Authors: Daniel Fuller*, Memorial University of Newfoundland, Rui Zhang, University of Saskatchewan, Meghan Winters, Simon Fraser University, Yan Kestens, Universte de Montreal, Kevin G Stanley, University of Saskatchewan
Topics: Geographic Information Science and Systems, Spatial Analysis & Modeling, Geography and Urban Health
Keywords: spatial features, machine learning, global positioning systems, wearable devices, smartphones
Session Type: Paper
Start / End Time: 8:00 AM / 9:40 AM
Room: Congressional A, Omni, West
Presentation File: No File Uploaded
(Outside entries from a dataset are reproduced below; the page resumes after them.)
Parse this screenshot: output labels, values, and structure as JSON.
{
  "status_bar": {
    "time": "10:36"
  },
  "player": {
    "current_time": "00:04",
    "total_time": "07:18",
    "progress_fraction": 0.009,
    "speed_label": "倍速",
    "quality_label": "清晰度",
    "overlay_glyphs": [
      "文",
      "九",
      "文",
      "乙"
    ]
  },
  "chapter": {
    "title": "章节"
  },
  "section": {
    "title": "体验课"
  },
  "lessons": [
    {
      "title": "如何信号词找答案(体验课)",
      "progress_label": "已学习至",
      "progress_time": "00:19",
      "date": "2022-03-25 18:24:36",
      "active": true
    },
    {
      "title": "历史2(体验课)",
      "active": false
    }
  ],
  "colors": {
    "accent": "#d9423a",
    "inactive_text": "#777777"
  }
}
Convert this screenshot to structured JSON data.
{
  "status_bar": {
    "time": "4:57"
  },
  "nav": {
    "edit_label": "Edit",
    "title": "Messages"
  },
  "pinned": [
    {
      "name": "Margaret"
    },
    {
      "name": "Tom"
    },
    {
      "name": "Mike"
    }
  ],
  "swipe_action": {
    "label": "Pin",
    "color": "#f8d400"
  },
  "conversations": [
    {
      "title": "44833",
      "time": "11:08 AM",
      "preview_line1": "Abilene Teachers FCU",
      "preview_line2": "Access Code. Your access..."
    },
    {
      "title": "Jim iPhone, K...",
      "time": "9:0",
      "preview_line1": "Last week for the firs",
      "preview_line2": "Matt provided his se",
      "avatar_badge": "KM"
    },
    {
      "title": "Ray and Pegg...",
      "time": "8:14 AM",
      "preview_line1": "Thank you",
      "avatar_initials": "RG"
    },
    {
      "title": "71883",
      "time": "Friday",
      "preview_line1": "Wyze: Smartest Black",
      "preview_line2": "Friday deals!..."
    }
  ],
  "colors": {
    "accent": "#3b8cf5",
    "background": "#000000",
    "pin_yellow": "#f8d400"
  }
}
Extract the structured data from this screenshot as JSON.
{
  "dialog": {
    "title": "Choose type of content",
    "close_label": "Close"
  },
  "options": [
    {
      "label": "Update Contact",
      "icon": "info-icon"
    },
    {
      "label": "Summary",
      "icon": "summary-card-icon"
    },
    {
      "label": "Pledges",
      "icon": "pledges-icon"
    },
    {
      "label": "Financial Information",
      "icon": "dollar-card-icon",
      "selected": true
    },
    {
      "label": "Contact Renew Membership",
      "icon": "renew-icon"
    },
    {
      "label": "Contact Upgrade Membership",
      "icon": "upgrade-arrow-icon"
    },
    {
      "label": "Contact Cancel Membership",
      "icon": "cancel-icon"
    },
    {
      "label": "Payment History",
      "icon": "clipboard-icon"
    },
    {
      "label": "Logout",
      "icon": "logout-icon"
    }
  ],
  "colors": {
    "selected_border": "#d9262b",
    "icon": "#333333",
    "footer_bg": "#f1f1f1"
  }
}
Purpose Collection of global positioning system (GPS) data from wearable devices, including smartphones, is increasingly common. Machine learning has considerable promise to better understand GPS data in many research areas. However, a standard feature set for GPS data has not been developed. The purpose of our work is to propose an early step in the development of a standard feature set for GPS data to distinguish and equate datasets with known demographic and geographic differences or similarities. Methods We used data from multiple GPS studies involving human participants, including the Saskatchewan Human Ethology Datasets (SHED) conducted in Saskatoon, Saskatchewan, and the Interventions, Research, and Action in Cities Team (INTERACT) studies, conducted in Victoria, Vancouver, Saskatoon, and Montreal. We build on our previous work and test newly developed features. We developed or applied three new features; convex hull with dwell time thresholds, scale independent entropy, and daily path mobility with multiple buffer sizes. We also tested three previously developed features; convex hull, entropy, and fractal dimension. We applied the features to the datasets and conducted statistical tests to determine the relationship between the features, whether the features could distinguish or equate datasets, and whether the features could discriminate different sociodemographic groups. Conclusions Our results suggest that our previous and newly developed features are able to distinguish and equate datasets and discriminate different sociodemographic groups. Interestingly, we show a strong correlation between the volume of the convex hull and the fractal dimension of the GPS traces.